The kappa values for marijuana (κ= .677) and cocaine (κ= .605) suggest self-report and confirmation hair testing were in substantial agreement (usually .6 to .8 range is considered substantial; above .8 is usually considered near perfect). The kappa for opiates (κ= .552) is considered moderate agreement and the kappa for methamphetamines (κ= .370) is considered fair agreement (Landis & Koch, 1977
3.3. Predictors of disagreement between self-report and hair testing
Marijuana and cocaine were the two most commonly-used drugs in this sample. The cocaine disagreement was in the direction of apparent underreporting only (i.e., failing to endorse drug use during the last 90 days, with a positive hair drug test for cocaine). Marijuana disagreements were observed for both apparent under- and overreporting relative to hair results.
Bivariate analysis in shows that participants with apparent underreporting of past 90-day cocaine use were more likely to be African American (χ2 (1, n = 609) =79.20, p < .001) and were less likely to be Caucasian (χ2 (1, n = 609) = 72.31, p < .001), married (χ2 (1, n= 608) = 4.90, p < .05), and employed (χ2 (1, n = 609) = 11.94, p < .001) (, left column). They were more likely to report frequent cocaine use since 1972 (χ2 (1, n = 609) = 7.69, p < .01), to smoke the substance (χ2 (1, n = 608) = 9.94, p < .01), and to have had their last quit attempts involving inpatient care (χ2 (1, n = 609) = 12.72, p < .001). These participants were also more likely to have chemically treated hair (χ2 (1, n = 227) = 4.15, p < .05) and were more likely to provide a short (i.e., < 3cm) hair sample (χ2 (1, n = 609) = 23.21, p < .001). Apparent underreporting of marijuana (i.e., self-report was negative and hair test was positive; , middle column) was significantly related only to frequent marijuana use since 1972 (χ2 (1, n = 513) = 4.83, p < .05). Apparent overestimate of marijuana by self-report (i.e., self-report was positive and hair test was negative; , right column) was associated with being African American (χ2 (1, n = 519) = 17.15, p < .001), with not being Caucasian (χ2 (1, n = 519) = 14.85, p < .001), and being unmarried (χ2 (1, n = 518) = 11.38, p < .001). It is also associated with frequent marijuana use since 1972 (χ2 (1, n = 518) = 27.04, p < .001), having diagnoses of antisocial personality disorder (χ2 (1, n = 519) = 7.10, p < .01) or PTSD (χ2 (1, n = 519) = 8.37, p < .01) since 1972, and providing a short hair sample (< 3cm) (χ2 (1, n = 519) = 17.34, p < .001). All other comparisons were non-significant.

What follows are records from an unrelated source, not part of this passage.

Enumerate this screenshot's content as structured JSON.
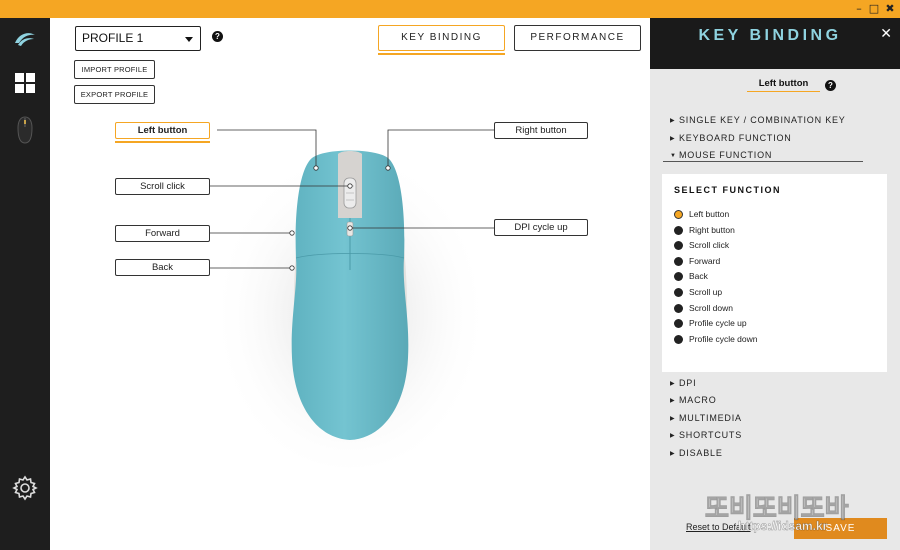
{
  "window": {
    "minimize_glyph": "–",
    "maximize_glyph": "□",
    "close_glyph": "✖"
  },
  "colors": {
    "accent": "#f5a623",
    "sidebar": "#1e1e1e",
    "panel_title": "#8fd3e0",
    "mouse_body": "#6fbfcc"
  },
  "sidebar": {
    "icons": [
      "brand-logo-icon",
      "dashboard-grid-icon",
      "mouse-device-icon",
      "settings-gear-icon"
    ]
  },
  "toolbar": {
    "profile_value": "PROFILE 1",
    "help_glyph": "?",
    "import_label": "IMPORT PROFILE",
    "export_label": "EXPORT PROFILE"
  },
  "tabs": [
    {
      "label": "KEY BINDING",
      "active": true
    },
    {
      "label": "PERFORMANCE",
      "active": false
    }
  ],
  "mouse_callouts": {
    "left_button": "Left button",
    "scroll_click": "Scroll click",
    "forward": "Forward",
    "back": "Back",
    "right_button": "Right button",
    "dpi_cycle_up": "DPI cycle up"
  },
  "panel": {
    "title": "KEY BINDING",
    "close_glyph": "✕",
    "selected_button": "Left button",
    "help_glyph": "?",
    "categories_top": [
      {
        "label": "SINGLE KEY / COMBINATION KEY",
        "glyph": "▶"
      },
      {
        "label": "KEYBOARD FUNCTION",
        "glyph": "▶"
      },
      {
        "label": "MOUSE FUNCTION",
        "glyph": "▼"
      }
    ],
    "select_function_title": "SELECT FUNCTION",
    "functions": [
      {
        "label": "Left button",
        "selected": true
      },
      {
        "label": "Right button",
        "selected": false
      },
      {
        "label": "Scroll click",
        "selected": false
      },
      {
        "label": "Forward",
        "selected": false
      },
      {
        "label": "Back",
        "selected": false
      },
      {
        "label": "Scroll up",
        "selected": false
      },
      {
        "label": "Scroll down",
        "selected": false
      },
      {
        "label": "Profile cycle up",
        "selected": false
      },
      {
        "label": "Profile cycle down",
        "selected": false
      }
    ],
    "categories_bottom": [
      {
        "label": "DPI",
        "glyph": "▶"
      },
      {
        "label": "MACRO",
        "glyph": "▶"
      },
      {
        "label": "MULTIMEDIA",
        "glyph": "▶"
      },
      {
        "label": "SHORTCUTS",
        "glyph": "▶"
      },
      {
        "label": "DISABLE",
        "glyph": "▶"
      }
    ],
    "reset_label": "Reset to Default",
    "save_label": "SAVE"
  },
  "watermark": {
    "text": "또비또비또바",
    "url": "https://idsam.kr"
  }
}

Variables associated with disagreement between self-report and hair testing: cocaine and marijuanaa
Multivariate analyses for disagreement between self-reported cocaine use and positive cocaine hair result (self-report negative and hair drug test positive; left column) yielded an excellent overall fit (Wald Chi-square = 62.7 with p < .0001; c = 0.928). Adjusted odds ratios (AORs) show that this disagreement was significantly associated with younger age, being African American, racial identification as “other,” inpatient care for the participant's most recent quit attempt, and not having ASPD (AOR=0.76, 27.74, 5.16, 5.84, and 0.27, respectively). Although measures associated with disagreement at the bivariate level were correlated, diagnostic analyses did not suggest a high level of multicollinearity among significant predictors.
Adjusted odds ratios (95% confidence intervals) showing major predictors of the disagreement between self-report and hair testing: cocaine and marijuanaa
For the apparent underreporting of marijuana use (i.e., self-report negative and hair drug test positive; middle column), no individual variable was associated with the disagreement between marijuana self-report and hair test (Wald Chi-square = 13.1 with p = .28; c = 0.739). The analysis of apparent overestimate of marijuana use (, right column) yielded an excellent overall fit (Wald Chi-square = 29.9 with p =.0079; c = 0.865). Participants with positive self-report but negative hair testing were also more likely to report frequent marijuana use at some time since 1972 and more likely to provide a short (i.e., < 3cm) hair sample (AOR=27.5 and 3.86, respectively).